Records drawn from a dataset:
━━━━━━━━━━━━━━━━
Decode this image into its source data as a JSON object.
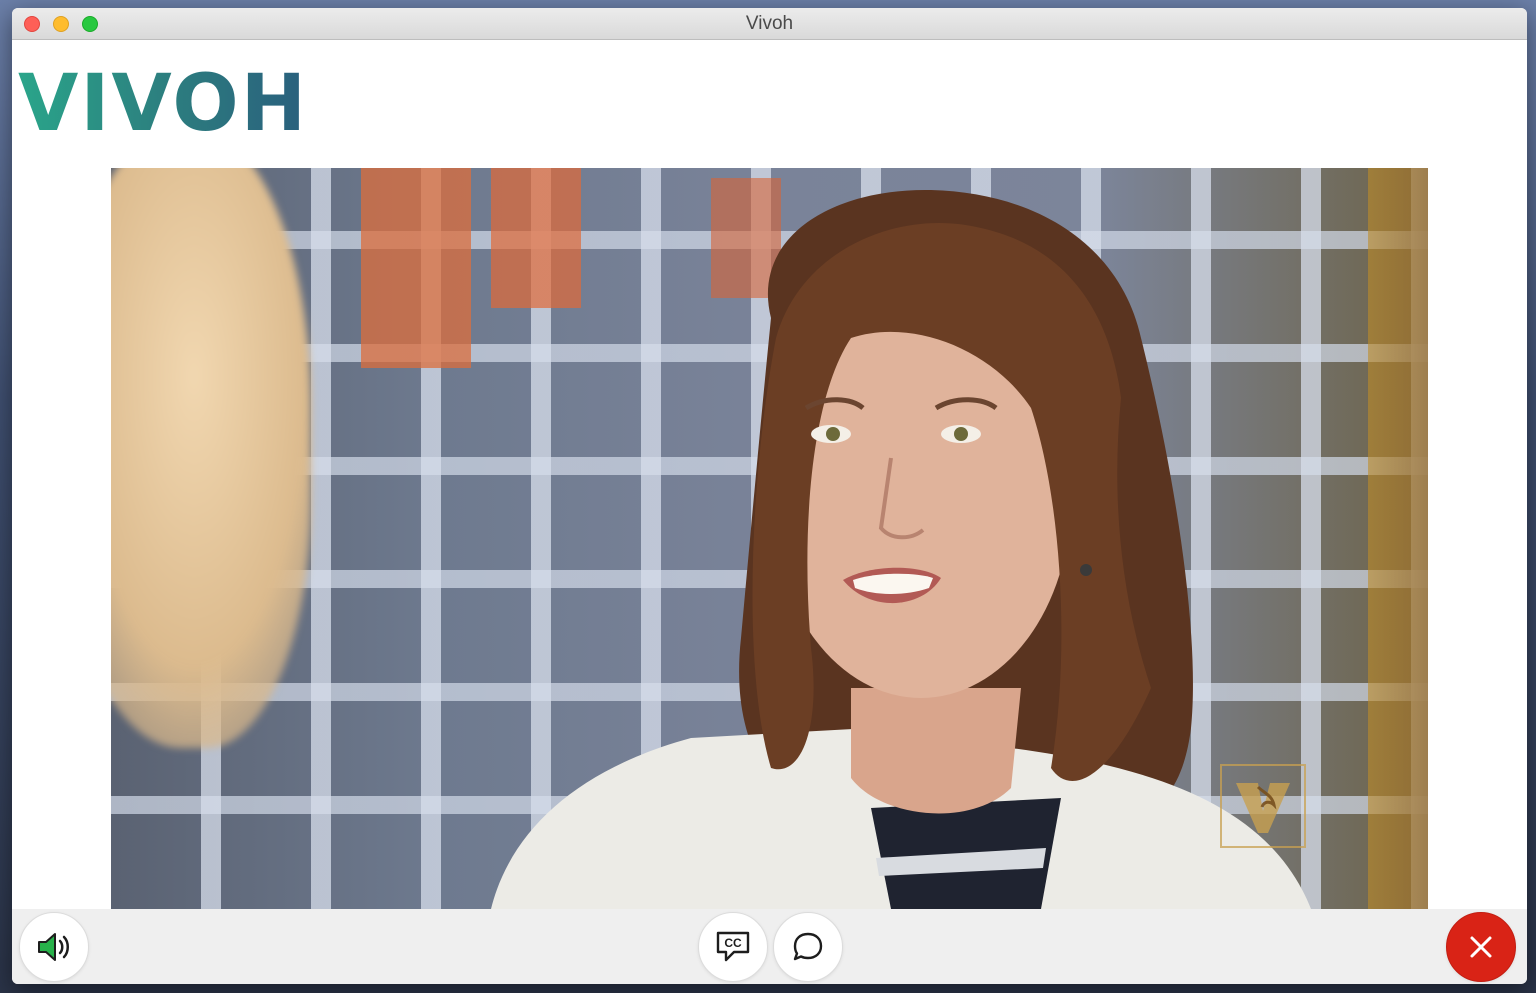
{
  "window": {
    "title": "Vivoh"
  },
  "logo": {
    "text": "VIVOH"
  },
  "video": {
    "watermark": "vanderbilt-v-logo"
  },
  "controls": {
    "sound_icon": "speaker-volume-icon",
    "cc_icon": "closed-captions-icon",
    "cc_label": "CC",
    "chat_icon": "chat-bubble-icon",
    "close_icon": "close-icon"
  },
  "colors": {
    "brand_teal": "#2aa58a",
    "brand_blue": "#2a5f7d",
    "close_red": "#d92316",
    "sound_green": "#27b14a"
  }
}
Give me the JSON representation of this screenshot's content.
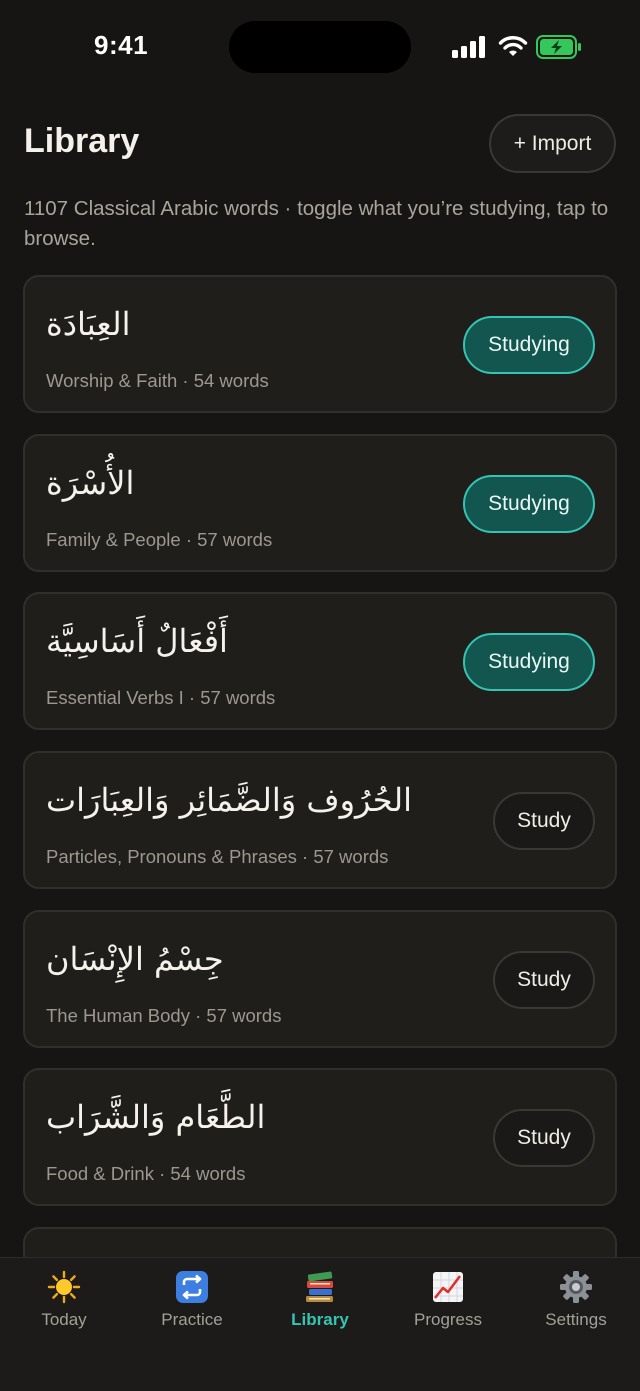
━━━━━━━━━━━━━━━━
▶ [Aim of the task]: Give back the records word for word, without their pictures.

▶ [Result for this exercise]:
Decode this image into its source data as a JSON object.
{
  "window": {
    "title": "Vivoh"
  },
  "logo": {
    "text": "VIVOH"
  },
  "video": {
    "watermark": "vanderbilt-v-logo"
  },
  "controls": {
    "sound_icon": "speaker-volume-icon",
    "cc_icon": "closed-captions-icon",
    "cc_label": "CC",
    "chat_icon": "chat-bubble-icon",
    "close_icon": "close-icon"
  },
  "colors": {
    "brand_teal": "#2aa58a",
    "brand_blue": "#2a5f7d",
    "close_red": "#d92316",
    "sound_green": "#27b14a"
  }
}
Give me the JSON representation of this screenshot's content.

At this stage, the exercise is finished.